Excerpts from a dataset:
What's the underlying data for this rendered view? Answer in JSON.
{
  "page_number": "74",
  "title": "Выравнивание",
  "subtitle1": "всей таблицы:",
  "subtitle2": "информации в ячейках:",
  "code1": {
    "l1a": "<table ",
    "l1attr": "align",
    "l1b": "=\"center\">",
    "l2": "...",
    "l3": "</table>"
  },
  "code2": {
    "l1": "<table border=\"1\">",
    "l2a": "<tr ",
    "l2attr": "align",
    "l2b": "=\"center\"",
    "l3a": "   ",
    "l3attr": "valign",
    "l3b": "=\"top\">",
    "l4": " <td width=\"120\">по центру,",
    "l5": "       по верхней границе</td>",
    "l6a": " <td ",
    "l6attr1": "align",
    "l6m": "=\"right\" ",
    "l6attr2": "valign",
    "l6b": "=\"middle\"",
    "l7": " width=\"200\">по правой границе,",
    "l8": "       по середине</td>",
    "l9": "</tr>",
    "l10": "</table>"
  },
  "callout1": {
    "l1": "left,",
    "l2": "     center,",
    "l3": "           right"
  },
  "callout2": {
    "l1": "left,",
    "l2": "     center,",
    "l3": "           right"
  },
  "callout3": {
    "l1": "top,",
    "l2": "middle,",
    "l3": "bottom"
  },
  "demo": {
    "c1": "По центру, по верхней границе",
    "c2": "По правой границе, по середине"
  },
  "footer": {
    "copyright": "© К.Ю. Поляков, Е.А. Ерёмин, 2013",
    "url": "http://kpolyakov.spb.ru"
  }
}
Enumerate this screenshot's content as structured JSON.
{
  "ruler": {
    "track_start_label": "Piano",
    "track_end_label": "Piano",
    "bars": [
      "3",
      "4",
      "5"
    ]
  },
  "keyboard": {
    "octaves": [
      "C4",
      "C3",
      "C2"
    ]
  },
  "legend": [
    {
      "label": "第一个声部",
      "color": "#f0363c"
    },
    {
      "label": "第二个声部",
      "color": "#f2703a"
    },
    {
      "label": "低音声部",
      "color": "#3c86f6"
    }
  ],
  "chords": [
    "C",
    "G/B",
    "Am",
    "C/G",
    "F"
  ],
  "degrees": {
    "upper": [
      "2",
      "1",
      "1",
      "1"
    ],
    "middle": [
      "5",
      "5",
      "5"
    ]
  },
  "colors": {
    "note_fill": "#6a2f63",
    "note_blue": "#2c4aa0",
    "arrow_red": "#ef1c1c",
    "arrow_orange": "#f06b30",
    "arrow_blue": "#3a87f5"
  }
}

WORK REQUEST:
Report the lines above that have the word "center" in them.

SOLUTION TO THE PROBLEM:
    "l1b": "=\"center\">",
    "l2b": "=\"center\"",
    "l2": "     center,",
    "l2": "     center,",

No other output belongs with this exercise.